Andrić, Ivo (ēˈvō änˈdrĭch) [key], 1892–1975, Yugoslav novelist and poet, b. Bosnia. As a student Andrić worked for the independence and unity of the South Slavic peoples, and after the formation in 1918 of the Kingdom of the Serbs, Croats, and Slovenes (later Yugoslavia), he served in diplomatic posts. His best-known work is a historical trilogy (1945) on Bosnia: The Bridge on the Drina (tr. 1959), Bosnian Story (tr. 1959), and Young Miss. Andrić's other works include poems and novellas. The misery of man's struggle for existence is his principal theme. Andrić was awarded the 1961 Nobel Prize in Literature. His later stories and novellas include Devil's Yard (1954, tr. 1962), Faces (1960), Vizier's Elephant (tr. 1962), cited in the Nobel Prize presentation, and The Pasha's Concubine (tr. 1968).
The Columbia Electronic Encyclopedia, 6th ed. Copyright © 2012, Columbia University Press.
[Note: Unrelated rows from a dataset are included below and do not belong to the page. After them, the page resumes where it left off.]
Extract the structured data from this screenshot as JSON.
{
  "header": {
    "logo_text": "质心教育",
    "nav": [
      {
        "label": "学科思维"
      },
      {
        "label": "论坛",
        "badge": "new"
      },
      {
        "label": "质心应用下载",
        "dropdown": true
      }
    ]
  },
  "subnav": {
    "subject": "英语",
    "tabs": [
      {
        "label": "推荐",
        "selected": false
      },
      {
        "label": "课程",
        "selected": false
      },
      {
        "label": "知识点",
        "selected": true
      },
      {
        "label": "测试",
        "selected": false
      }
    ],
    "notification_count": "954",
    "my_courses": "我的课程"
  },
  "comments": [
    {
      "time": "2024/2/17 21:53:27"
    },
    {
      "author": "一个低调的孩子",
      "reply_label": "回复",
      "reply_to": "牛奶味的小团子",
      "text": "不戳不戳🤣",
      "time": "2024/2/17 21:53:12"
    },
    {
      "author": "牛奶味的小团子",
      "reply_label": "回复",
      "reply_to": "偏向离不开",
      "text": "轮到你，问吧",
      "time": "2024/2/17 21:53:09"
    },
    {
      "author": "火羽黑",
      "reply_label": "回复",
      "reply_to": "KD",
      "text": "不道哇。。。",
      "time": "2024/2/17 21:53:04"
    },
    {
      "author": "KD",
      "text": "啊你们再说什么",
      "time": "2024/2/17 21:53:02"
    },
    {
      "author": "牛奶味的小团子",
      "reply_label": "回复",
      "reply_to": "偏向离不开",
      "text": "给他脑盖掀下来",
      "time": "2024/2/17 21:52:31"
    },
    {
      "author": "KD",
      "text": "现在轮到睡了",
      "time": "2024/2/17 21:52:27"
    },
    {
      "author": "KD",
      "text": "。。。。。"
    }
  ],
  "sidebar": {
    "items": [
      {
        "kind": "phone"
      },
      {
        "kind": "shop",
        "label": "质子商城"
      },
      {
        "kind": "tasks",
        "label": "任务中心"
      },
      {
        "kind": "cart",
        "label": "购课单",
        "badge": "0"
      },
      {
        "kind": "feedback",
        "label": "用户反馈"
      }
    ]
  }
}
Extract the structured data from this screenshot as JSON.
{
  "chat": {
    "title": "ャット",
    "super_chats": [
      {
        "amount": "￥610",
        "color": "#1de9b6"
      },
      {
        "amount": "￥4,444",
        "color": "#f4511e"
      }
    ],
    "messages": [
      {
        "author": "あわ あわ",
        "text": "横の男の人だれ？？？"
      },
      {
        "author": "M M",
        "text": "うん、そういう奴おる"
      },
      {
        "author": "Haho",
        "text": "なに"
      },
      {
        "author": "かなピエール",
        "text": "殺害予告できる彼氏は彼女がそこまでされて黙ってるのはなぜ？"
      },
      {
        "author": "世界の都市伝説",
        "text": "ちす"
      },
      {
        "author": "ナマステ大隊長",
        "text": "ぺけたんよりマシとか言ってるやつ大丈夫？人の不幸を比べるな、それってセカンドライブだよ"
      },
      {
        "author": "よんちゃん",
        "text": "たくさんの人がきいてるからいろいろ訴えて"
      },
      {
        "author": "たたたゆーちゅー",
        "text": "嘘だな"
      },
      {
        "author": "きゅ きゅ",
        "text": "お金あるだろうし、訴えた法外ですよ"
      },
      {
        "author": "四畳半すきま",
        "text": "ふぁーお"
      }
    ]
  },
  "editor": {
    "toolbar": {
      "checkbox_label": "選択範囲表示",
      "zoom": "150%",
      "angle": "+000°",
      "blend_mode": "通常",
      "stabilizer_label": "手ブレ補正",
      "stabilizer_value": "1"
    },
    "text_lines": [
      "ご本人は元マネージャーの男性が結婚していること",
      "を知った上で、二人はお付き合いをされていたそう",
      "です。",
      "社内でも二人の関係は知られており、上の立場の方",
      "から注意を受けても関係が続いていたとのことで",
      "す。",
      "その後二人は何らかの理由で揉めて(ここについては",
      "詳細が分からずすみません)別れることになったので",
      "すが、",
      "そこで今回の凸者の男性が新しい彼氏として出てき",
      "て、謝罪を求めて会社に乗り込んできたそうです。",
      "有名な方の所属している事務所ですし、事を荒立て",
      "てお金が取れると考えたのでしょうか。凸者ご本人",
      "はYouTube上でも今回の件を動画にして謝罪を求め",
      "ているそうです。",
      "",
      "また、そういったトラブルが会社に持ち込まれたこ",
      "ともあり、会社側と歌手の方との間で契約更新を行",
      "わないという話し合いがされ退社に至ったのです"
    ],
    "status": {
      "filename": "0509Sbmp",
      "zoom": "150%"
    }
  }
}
All rights reserved.
See more Encyclopedia articles on: Russian and Eastern European Literature: Biographies